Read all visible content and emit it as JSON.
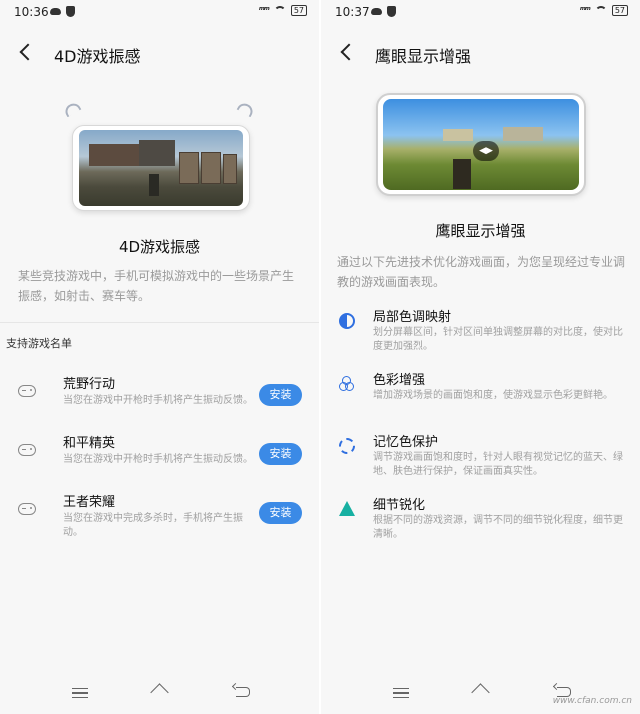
{
  "left_screen": {
    "status": {
      "time": "10:36",
      "signal": "ᵐᵐ",
      "battery": "57"
    },
    "header": {
      "title": "4D游戏振感"
    },
    "feature_title": "4D游戏振感",
    "description": "某些竞技游戏中，手机可模拟游戏中的一些场景产生振感，如射击、赛车等。",
    "section_label": "支持游戏名单",
    "games": [
      {
        "name": "荒野行动",
        "desc": "当您在游戏中开枪时手机将产生振动反馈。",
        "button": "安装"
      },
      {
        "name": "和平精英",
        "desc": "当您在游戏中开枪时手机将产生振动反馈。",
        "button": "安装"
      },
      {
        "name": "王者荣耀",
        "desc": "当您在游戏中完成多杀时，手机将产生振动。",
        "button": "安装"
      }
    ]
  },
  "right_screen": {
    "status": {
      "time": "10:37",
      "signal": "ᵐᵐ",
      "battery": "57"
    },
    "header": {
      "title": "鹰眼显示增强"
    },
    "feature_title": "鹰眼显示增强",
    "description": "通过以下先进技术优化游戏画面，为您呈现经过专业调教的游戏画面表现。",
    "features": [
      {
        "name": "局部色调映射",
        "desc": "划分屏幕区间，针对区间单独调整屏幕的对比度，使对比度更加强烈。",
        "icon": "half-circle-icon"
      },
      {
        "name": "色彩增强",
        "desc": "增加游戏场景的画面饱和度，使游戏显示色彩更鲜艳。",
        "icon": "color-circles-icon"
      },
      {
        "name": "记忆色保护",
        "desc": "调节游戏画面饱和度时，针对人眼有视觉记忆的蓝天、绿地、肤色进行保护，保证画面真实性。",
        "icon": "dropper-icon"
      },
      {
        "name": "细节锐化",
        "desc": "根据不同的游戏资源，调节不同的细节锐化程度，细节更清晰。",
        "icon": "triangle-icon"
      }
    ]
  },
  "watermark": "www.cfan.com.cn",
  "colors": {
    "accent": "#3b8ae6",
    "icon_blue": "#2f6fe0",
    "icon_teal": "#17b0a2"
  }
}
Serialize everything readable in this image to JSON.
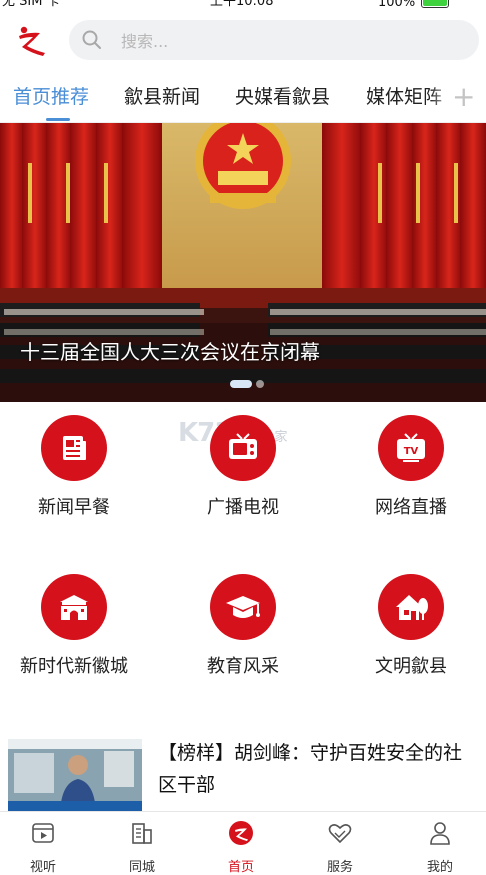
{
  "status_bar": {
    "carrier": "无 SIM 卡",
    "time": "上午10:08",
    "battery": "100%"
  },
  "header": {
    "search_placeholder": "搜索..."
  },
  "tabs": [
    {
      "label": "首页推荐"
    },
    {
      "label": "歙县新闻"
    },
    {
      "label": "央媒看歙县"
    },
    {
      "label": "媒体矩阵"
    }
  ],
  "banner": {
    "caption": "十三届全国人大三次会议在京闭幕"
  },
  "features": [
    {
      "label": "新闻早餐",
      "icon": "newspaper-icon"
    },
    {
      "label": "广播电视",
      "icon": "radio-tv-icon"
    },
    {
      "label": "网络直播",
      "icon": "tv-live-icon"
    },
    {
      "label": "新时代新徽城",
      "icon": "city-gate-icon"
    },
    {
      "label": "教育风采",
      "icon": "graduation-cap-icon"
    },
    {
      "label": "文明歙县",
      "icon": "house-tree-icon"
    }
  ],
  "watermark": {
    "brand": "K73",
    "sub": "游戏之家"
  },
  "news_item": {
    "title": "【榜样】胡剑峰：守护百姓安全的社区干部"
  },
  "bottom_nav": [
    {
      "label": "视听",
      "icon": "video-icon"
    },
    {
      "label": "同城",
      "icon": "building-icon"
    },
    {
      "label": "首页",
      "icon": "home-logo-icon"
    },
    {
      "label": "服务",
      "icon": "heart-hands-icon"
    },
    {
      "label": "我的",
      "icon": "user-icon"
    }
  ],
  "colors": {
    "accent_red": "#d5111b",
    "tab_active": "#4a8ed6"
  }
}
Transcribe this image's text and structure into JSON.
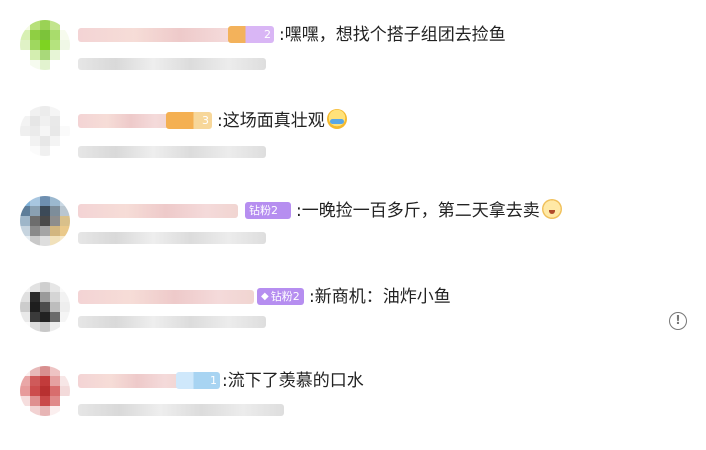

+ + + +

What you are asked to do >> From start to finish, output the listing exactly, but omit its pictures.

Solution for this exercise >>
Read all visible content and emit it as JSON.
{
  "left_screen": {
    "status": {
      "time": "10:36",
      "signal": "ᵐᵐ",
      "battery": "57"
    },
    "header": {
      "title": "4D游戏振感"
    },
    "feature_title": "4D游戏振感",
    "description": "某些竞技游戏中，手机可模拟游戏中的一些场景产生振感，如射击、赛车等。",
    "section_label": "支持游戏名单",
    "games": [
      {
        "name": "荒野行动",
        "desc": "当您在游戏中开枪时手机将产生振动反馈。",
        "button": "安装"
      },
      {
        "name": "和平精英",
        "desc": "当您在游戏中开枪时手机将产生振动反馈。",
        "button": "安装"
      },
      {
        "name": "王者荣耀",
        "desc": "当您在游戏中完成多杀时，手机将产生振动。",
        "button": "安装"
      }
    ]
  },
  "right_screen": {
    "status": {
      "time": "10:37",
      "signal": "ᵐᵐ",
      "battery": "57"
    },
    "header": {
      "title": "鹰眼显示增强"
    },
    "feature_title": "鹰眼显示增强",
    "description": "通过以下先进技术优化游戏画面，为您呈现经过专业调教的游戏画面表现。",
    "features": [
      {
        "name": "局部色调映射",
        "desc": "划分屏幕区间，针对区间单独调整屏幕的对比度，使对比度更加强烈。",
        "icon": "half-circle-icon"
      },
      {
        "name": "色彩增强",
        "desc": "增加游戏场景的画面饱和度，使游戏显示色彩更鲜艳。",
        "icon": "color-circles-icon"
      },
      {
        "name": "记忆色保护",
        "desc": "调节游戏画面饱和度时，针对人眼有视觉记忆的蓝天、绿地、肤色进行保护，保证画面真实性。",
        "icon": "dropper-icon"
      },
      {
        "name": "细节锐化",
        "desc": "根据不同的游戏资源，调节不同的细节锐化程度，细节更清晰。",
        "icon": "triangle-icon"
      }
    ]
  },
  "watermark": "www.cfan.com.cn",
  "colors": {
    "accent": "#3b8ae6",
    "icon_blue": "#2f6fe0",
    "icon_teal": "#17b0a2"
  }
}
Serialize everything readable in this image to JSON.
{
  "status_bar": {
    "carrier": "无 SIM 卡",
    "time": "上午10:08",
    "battery": "100%"
  },
  "header": {
    "search_placeholder": "搜索..."
  },
  "tabs": [
    {
      "label": "首页推荐"
    },
    {
      "label": "歙县新闻"
    },
    {
      "label": "央媒看歙县"
    },
    {
      "label": "媒体矩阵"
    }
  ],
  "banner": {
    "caption": "十三届全国人大三次会议在京闭幕"
  },
  "features": [
    {
      "label": "新闻早餐",
      "icon": "newspaper-icon"
    },
    {
      "label": "广播电视",
      "icon": "radio-tv-icon"
    },
    {
      "label": "网络直播",
      "icon": "tv-live-icon"
    },
    {
      "label": "新时代新徽城",
      "icon": "city-gate-icon"
    },
    {
      "label": "教育风采",
      "icon": "graduation-cap-icon"
    },
    {
      "label": "文明歙县",
      "icon": "house-tree-icon"
    }
  ],
  "watermark": {
    "brand": "K73",
    "sub": "游戏之家"
  },
  "news_item": {
    "title": "【榜样】胡剑峰：守护百姓安全的社区干部"
  },
  "bottom_nav": [
    {
      "label": "视听",
      "icon": "video-icon"
    },
    {
      "label": "同城",
      "icon": "building-icon"
    },
    {
      "label": "首页",
      "icon": "home-logo-icon"
    },
    {
      "label": "服务",
      "icon": "heart-hands-icon"
    },
    {
      "label": "我的",
      "icon": "user-icon"
    }
  ],
  "colors": {
    "accent_red": "#d5111b",
    "tab_active": "#4a8ed6"
  }
}
Transcribe this image's text and structure into JSON.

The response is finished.